Wildlife Habitat Protected

Couple standing in front of forest

A group of land parcels in Sullivan County, New York, known as Mongaup Sanctuary, is protected with a conservation easement with Delaware Highlands Conservancy. The 100 acres include a wetland with a creek running through it, open fields once used for farming, and woodland.

This varied habitat is home to mammals including bobcats, deer, and flying squirrels, many plant species, and at least 87 bird species from abundant wild turkeys to the rare pair of resident red-shouldered hawks that fledges a family here almost every year. The property in this easement is part of a block of undeveloped land that includes state land, a hunting club and a scout camp, all in close proximity -- important for a number of reasons.

“The protection of our land is more valuable because it’s not just an isolated area, and because it’s part of the Delaware River watershed,” says Mike Smith, who owns this land with his wife, Linda.

The Smiths met at Cornell University in the 60s when Linda was studying mathematics and Mike was getting a degree in wildlife management. After that, Mike explains, “We corresponded ‘across the planet’ while I spent three years running around the world.” While getting his Master's at the University of Alaska, Mike became convinced that’s where he wanted to live. He came back to Cornell briefly to marry Linda and complete his PhD in natural resource management. Then, with the promise of a job teaching math for Linda, they packed all their belongings in their van and drove to Anchorage. Forty years later they still make their home there. Living in Alaska, Linda says, “We often take for granted that we’re surrounded by so much public land. We have state land, federal land, lots of parks.”

So why do they come back every year, spring and fall, to the land of their roots in Glen Spey, New York? Mike’s family goes back five generations to his great-great grandfather, who bought land here to build the original family farmstead in 1851, and did subsistence farming. His great-grandfather became the first supervisor for the Town of Lumberland in the 1890s. His grandfather developed a good chicken, egg, and pig business from 1920 through WWII, and also worked as a carpenter at some of the big summer estates in Glen Spey, where he met his bride, a domestic who’d recently emigrated from Ireland. They raised three children, Mike’s dad and his two aunts, who all married and moved away but never lost their connection to the family farm where their parents lived out the rest of their lives. “Mike was raised in New Jersey and came to New York often to visit his grandparents on the farm. I was raised in New York and visited my grandparents in New Jersey on their farm,” quips Linda. Mike’s two aunts continued to buy land adjoining their family’s original farmstead, and Mike and Linda have continued to enlarge the Smith family’s holdings to the present 105 acres.
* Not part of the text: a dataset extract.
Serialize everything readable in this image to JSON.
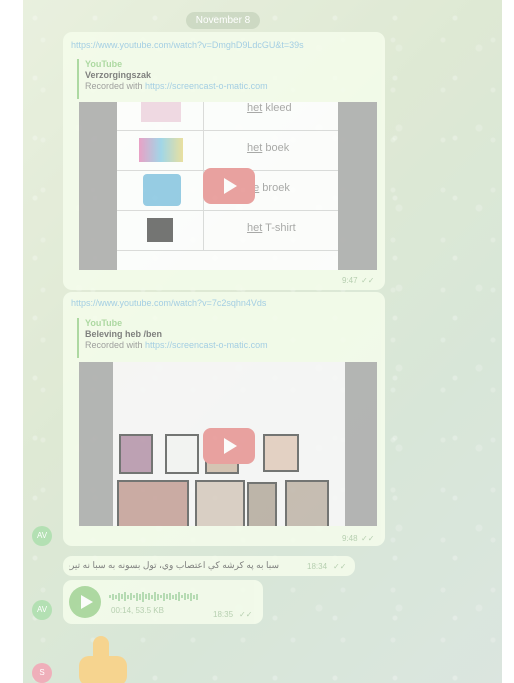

The Smiths have chosen to protect the undeveloped 101 acres from subdivision, allowing only recreational, limited agricultural, and woodland uses. Though they plan to spend their retirement here and deed the land to their children, their easement assures their property will be protected in perpetuity, no matter who subsequently owns it. Its proximity to other protected lands provides significant public benefit by ensuring that precious habitat will continue to be available to the large variety of wildlife that populates this historically protected environment.